### PROBLEM
Copy each line of the records that holds the string "this".

»»

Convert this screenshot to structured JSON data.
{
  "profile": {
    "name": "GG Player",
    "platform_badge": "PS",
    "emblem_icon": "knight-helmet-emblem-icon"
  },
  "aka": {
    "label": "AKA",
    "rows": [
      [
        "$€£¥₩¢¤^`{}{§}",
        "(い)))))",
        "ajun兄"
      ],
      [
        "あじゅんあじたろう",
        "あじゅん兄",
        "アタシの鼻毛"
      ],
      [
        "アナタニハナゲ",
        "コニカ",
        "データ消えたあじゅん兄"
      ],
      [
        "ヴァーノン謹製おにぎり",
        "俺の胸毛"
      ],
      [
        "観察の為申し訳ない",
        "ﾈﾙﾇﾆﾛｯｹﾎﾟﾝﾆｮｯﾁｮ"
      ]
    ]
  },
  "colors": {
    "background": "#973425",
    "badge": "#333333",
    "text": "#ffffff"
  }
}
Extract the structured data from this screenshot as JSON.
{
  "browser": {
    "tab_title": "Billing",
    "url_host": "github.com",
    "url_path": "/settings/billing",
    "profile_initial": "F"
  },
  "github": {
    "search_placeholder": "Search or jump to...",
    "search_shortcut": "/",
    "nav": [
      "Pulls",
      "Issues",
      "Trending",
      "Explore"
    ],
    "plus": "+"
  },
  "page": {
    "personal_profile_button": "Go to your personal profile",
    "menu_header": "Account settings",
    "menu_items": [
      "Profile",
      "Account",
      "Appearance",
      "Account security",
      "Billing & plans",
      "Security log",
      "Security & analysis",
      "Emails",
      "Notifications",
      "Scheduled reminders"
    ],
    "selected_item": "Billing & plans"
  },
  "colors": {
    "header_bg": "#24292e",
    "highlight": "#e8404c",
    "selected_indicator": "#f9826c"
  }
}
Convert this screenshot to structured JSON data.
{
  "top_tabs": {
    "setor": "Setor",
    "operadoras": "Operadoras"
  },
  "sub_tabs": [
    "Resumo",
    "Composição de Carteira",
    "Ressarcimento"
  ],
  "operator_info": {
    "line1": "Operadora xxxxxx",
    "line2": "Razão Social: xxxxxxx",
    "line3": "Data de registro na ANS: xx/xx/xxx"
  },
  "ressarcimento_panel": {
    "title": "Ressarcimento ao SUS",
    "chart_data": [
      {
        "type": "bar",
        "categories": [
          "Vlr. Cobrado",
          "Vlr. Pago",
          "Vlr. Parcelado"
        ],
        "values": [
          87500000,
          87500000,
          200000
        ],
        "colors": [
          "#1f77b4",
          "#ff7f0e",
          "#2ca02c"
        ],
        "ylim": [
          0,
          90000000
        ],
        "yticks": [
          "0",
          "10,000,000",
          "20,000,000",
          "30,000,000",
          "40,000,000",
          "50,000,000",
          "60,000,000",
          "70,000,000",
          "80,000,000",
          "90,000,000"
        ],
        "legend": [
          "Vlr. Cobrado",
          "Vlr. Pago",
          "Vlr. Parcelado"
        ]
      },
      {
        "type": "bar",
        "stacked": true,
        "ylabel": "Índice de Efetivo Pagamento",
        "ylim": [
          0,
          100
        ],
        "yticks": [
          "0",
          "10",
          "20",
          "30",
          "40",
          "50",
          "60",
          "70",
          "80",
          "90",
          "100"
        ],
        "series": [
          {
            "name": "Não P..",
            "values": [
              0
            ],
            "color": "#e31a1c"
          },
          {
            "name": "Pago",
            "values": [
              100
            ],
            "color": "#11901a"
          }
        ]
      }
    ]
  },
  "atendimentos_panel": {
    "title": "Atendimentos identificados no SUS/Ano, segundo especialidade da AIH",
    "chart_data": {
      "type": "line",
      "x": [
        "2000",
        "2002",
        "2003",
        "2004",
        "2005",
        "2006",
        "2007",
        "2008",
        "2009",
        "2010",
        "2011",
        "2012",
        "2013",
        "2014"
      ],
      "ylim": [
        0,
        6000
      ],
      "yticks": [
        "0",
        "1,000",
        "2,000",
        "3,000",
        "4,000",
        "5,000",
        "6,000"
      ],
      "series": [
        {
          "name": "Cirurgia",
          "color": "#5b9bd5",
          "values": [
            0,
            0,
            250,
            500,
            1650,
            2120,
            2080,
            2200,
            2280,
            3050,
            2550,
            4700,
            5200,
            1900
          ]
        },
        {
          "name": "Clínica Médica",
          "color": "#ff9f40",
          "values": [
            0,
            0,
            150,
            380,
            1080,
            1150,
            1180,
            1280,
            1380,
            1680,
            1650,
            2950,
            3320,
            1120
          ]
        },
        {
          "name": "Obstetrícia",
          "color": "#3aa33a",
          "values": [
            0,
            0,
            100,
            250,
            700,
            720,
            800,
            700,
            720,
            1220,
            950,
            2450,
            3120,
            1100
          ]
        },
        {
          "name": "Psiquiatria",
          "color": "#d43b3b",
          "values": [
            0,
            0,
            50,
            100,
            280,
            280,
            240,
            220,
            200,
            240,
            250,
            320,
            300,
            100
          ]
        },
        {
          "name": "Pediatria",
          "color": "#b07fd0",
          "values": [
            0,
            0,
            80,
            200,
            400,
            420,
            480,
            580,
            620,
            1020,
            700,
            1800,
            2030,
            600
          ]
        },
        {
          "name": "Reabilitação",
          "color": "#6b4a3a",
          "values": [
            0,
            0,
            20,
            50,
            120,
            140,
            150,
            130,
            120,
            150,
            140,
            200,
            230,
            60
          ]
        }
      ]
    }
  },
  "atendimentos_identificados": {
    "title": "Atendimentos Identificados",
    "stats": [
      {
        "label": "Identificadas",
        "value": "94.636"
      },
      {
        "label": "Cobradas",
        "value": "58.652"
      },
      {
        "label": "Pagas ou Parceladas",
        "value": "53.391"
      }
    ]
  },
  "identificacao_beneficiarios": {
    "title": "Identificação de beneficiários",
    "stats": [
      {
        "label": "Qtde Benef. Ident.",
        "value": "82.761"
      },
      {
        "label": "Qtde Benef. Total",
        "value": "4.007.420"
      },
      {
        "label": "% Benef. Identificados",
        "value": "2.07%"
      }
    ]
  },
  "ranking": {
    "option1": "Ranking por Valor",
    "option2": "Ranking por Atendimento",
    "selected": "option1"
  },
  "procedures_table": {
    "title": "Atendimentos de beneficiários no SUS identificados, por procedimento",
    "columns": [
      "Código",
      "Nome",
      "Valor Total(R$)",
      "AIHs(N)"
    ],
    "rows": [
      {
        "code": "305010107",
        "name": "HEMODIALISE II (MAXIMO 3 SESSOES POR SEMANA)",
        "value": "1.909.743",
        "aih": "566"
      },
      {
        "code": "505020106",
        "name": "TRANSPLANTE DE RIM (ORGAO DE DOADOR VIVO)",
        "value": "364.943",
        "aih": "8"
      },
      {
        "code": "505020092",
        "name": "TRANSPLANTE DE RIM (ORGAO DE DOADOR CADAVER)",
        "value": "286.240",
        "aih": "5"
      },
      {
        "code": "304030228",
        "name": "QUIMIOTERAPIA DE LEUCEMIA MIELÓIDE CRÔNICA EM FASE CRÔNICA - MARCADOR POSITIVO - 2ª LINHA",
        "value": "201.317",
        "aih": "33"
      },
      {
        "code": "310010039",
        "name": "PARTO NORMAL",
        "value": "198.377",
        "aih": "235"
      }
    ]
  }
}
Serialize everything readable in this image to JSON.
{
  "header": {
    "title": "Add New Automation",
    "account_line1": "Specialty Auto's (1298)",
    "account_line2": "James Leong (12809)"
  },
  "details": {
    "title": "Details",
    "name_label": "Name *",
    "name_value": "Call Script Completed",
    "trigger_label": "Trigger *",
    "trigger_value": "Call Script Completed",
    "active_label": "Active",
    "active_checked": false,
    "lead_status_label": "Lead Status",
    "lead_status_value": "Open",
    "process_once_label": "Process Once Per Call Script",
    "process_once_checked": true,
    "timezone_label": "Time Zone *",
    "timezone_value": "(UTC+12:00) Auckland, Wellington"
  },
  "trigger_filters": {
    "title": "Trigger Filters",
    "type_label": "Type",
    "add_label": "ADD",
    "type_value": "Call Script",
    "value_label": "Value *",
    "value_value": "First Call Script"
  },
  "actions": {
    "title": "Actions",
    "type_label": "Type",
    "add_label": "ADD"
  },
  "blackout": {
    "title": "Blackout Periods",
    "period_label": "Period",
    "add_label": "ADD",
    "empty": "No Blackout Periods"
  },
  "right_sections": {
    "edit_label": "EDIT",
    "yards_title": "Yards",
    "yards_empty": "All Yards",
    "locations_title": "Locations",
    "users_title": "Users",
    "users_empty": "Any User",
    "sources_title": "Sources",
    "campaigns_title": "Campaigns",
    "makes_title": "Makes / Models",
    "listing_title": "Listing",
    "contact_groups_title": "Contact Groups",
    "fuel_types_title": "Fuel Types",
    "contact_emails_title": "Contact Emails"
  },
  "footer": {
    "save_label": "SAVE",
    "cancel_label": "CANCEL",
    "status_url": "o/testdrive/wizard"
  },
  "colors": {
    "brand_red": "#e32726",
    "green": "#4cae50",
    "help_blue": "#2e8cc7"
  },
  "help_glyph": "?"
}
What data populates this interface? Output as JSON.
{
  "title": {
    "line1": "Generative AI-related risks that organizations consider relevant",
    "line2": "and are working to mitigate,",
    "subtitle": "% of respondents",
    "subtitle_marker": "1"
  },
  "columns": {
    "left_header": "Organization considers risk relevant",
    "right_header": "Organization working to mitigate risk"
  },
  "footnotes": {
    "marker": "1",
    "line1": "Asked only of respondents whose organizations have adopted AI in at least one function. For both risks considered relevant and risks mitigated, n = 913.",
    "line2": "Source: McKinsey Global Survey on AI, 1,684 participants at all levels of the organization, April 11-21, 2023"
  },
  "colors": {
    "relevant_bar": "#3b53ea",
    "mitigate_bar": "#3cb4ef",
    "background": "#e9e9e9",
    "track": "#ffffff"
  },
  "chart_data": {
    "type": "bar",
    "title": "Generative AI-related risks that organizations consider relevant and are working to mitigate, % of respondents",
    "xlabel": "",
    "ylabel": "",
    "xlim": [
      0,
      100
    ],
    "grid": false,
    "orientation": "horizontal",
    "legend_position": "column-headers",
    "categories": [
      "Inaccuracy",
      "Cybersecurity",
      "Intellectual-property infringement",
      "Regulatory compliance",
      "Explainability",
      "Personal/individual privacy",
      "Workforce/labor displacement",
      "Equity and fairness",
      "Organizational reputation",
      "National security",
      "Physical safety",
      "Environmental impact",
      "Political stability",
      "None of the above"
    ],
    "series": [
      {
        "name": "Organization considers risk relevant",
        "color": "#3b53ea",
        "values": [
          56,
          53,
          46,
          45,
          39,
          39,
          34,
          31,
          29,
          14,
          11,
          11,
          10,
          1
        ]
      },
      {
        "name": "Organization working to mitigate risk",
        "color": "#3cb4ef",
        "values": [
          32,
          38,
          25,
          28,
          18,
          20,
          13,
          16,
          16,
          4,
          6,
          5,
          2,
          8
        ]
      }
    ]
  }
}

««

### EXERCISE RESULT
Convert this screenshot to structured JSON data.
Extract the structured data from this screenshot as JSON.
Convert this screenshot to structured JSON data.
Serialize everything readable in this image to JSON.
What data populates this interface? Output as JSON.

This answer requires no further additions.